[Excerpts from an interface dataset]

********

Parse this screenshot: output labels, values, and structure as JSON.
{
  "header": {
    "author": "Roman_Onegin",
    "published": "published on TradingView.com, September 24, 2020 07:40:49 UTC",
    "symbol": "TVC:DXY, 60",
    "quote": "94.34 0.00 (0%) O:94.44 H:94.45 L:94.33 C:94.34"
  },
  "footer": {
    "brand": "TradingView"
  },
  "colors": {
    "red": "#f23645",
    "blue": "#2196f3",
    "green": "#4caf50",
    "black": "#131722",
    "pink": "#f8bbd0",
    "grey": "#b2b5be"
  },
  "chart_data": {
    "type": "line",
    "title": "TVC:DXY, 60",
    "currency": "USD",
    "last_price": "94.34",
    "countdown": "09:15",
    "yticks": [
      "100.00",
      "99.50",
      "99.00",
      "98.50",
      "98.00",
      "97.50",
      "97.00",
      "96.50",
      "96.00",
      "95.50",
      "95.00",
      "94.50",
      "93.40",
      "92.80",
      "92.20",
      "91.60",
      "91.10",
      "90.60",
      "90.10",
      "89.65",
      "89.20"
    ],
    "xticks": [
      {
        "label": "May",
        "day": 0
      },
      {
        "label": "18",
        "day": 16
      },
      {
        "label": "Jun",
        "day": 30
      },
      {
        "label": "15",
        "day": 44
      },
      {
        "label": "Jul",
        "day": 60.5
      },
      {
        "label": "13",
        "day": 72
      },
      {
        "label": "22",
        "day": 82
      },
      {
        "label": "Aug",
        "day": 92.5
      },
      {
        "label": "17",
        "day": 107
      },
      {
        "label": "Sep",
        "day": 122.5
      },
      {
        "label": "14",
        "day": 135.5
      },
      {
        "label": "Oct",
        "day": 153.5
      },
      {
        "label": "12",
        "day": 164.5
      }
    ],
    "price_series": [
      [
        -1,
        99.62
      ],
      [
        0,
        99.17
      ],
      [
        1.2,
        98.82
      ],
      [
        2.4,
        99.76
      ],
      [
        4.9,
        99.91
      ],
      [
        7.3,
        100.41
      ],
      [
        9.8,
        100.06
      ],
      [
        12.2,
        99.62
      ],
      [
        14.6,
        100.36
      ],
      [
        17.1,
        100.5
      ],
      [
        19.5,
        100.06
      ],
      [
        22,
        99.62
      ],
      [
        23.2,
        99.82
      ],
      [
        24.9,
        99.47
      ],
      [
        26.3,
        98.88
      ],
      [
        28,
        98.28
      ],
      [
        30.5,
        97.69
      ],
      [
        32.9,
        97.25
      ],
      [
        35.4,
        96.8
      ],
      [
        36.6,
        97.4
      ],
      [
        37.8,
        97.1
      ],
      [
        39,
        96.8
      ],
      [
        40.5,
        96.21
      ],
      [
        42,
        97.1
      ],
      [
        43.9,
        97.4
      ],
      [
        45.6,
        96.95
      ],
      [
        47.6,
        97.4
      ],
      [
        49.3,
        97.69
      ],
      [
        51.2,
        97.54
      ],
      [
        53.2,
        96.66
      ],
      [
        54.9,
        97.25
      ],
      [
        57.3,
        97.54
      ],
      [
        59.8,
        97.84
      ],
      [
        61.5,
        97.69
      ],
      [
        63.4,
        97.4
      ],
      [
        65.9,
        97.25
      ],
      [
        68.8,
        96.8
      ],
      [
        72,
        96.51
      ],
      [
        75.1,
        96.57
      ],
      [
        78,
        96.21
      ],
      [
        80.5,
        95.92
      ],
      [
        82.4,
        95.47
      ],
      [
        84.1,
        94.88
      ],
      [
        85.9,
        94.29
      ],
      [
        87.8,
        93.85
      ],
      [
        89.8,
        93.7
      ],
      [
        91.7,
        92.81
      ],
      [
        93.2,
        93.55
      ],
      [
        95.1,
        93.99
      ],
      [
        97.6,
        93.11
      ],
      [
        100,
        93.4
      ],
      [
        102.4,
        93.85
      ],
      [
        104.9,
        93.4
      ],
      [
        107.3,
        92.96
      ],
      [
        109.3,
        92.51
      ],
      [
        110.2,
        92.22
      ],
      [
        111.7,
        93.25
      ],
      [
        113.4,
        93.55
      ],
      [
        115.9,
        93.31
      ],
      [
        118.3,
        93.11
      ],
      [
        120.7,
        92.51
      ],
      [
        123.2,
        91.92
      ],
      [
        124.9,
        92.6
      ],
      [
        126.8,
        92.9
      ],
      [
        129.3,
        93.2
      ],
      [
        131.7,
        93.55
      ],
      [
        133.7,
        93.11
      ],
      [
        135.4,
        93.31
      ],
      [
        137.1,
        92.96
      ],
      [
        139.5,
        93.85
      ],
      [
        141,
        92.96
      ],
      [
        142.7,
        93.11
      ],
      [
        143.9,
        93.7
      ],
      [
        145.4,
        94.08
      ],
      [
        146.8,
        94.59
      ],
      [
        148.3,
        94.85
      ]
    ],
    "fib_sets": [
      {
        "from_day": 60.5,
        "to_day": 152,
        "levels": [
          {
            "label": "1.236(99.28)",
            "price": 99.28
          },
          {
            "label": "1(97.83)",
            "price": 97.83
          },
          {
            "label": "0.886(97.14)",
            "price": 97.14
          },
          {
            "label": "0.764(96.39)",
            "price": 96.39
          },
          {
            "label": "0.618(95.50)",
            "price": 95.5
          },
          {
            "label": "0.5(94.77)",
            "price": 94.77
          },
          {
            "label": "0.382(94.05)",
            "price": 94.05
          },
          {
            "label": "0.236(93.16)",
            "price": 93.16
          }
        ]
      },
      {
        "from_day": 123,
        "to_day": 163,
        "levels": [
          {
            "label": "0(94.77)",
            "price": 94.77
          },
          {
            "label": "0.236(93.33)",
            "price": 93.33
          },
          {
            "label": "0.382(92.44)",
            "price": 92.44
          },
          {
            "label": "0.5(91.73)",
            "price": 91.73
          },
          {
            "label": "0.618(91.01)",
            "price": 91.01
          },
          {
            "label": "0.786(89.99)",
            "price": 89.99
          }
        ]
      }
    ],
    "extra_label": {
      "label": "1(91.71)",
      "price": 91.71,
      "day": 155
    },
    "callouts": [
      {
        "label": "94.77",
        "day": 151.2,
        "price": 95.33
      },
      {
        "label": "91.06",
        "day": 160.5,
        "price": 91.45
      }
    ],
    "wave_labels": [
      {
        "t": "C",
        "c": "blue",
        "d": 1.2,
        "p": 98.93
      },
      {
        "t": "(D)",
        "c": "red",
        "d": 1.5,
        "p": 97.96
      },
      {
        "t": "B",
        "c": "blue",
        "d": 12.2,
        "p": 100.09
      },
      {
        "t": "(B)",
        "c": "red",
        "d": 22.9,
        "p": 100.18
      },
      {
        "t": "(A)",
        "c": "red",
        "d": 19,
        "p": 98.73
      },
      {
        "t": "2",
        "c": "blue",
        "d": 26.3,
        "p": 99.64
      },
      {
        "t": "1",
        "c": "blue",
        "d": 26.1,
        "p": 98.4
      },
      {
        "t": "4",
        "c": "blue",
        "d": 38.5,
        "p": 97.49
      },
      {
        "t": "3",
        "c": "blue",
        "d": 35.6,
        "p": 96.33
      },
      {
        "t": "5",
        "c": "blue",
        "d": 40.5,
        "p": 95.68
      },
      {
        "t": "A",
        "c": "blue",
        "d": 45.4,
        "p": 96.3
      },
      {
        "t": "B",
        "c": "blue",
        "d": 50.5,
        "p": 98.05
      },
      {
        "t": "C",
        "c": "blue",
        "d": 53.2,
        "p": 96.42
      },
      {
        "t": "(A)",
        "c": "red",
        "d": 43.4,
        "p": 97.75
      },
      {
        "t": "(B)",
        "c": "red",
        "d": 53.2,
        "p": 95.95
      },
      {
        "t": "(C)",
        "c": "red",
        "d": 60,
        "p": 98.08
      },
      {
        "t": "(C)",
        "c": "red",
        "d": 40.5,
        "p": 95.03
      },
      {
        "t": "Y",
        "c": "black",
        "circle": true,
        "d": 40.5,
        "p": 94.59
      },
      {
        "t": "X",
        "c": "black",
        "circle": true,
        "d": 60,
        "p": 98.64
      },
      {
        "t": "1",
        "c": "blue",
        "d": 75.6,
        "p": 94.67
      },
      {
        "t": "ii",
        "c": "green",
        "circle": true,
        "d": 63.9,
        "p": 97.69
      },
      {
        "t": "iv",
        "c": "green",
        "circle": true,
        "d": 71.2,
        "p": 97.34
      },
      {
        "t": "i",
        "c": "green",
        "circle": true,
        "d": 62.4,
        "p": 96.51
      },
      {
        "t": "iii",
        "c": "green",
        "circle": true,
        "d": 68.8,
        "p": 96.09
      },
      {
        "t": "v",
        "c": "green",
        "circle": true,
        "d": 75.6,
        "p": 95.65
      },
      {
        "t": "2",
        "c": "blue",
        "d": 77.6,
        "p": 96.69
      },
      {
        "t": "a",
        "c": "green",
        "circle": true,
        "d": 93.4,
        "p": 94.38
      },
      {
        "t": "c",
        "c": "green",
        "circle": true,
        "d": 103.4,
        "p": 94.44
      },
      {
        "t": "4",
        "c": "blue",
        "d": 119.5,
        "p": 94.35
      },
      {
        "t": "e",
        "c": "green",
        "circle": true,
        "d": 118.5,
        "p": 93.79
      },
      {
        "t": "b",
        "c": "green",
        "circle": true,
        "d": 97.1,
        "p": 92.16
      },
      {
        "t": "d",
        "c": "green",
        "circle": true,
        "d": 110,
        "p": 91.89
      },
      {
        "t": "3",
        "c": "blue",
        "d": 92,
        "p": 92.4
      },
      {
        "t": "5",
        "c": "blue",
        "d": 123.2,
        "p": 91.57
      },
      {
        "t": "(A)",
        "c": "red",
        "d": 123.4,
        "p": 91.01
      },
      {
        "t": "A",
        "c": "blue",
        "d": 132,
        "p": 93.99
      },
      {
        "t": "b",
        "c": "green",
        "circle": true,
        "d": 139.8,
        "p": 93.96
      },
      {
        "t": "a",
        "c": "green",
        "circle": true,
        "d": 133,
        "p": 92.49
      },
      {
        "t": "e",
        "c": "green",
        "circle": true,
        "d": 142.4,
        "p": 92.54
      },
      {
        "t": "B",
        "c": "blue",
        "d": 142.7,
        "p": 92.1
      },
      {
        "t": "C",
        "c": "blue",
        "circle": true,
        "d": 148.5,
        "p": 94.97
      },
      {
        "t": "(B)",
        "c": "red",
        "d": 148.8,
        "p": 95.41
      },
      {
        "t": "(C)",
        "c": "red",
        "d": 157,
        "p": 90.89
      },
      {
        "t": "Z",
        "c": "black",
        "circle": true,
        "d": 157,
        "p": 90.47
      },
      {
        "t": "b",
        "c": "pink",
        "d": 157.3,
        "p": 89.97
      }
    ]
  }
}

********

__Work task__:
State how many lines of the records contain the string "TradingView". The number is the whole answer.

__Result__:
2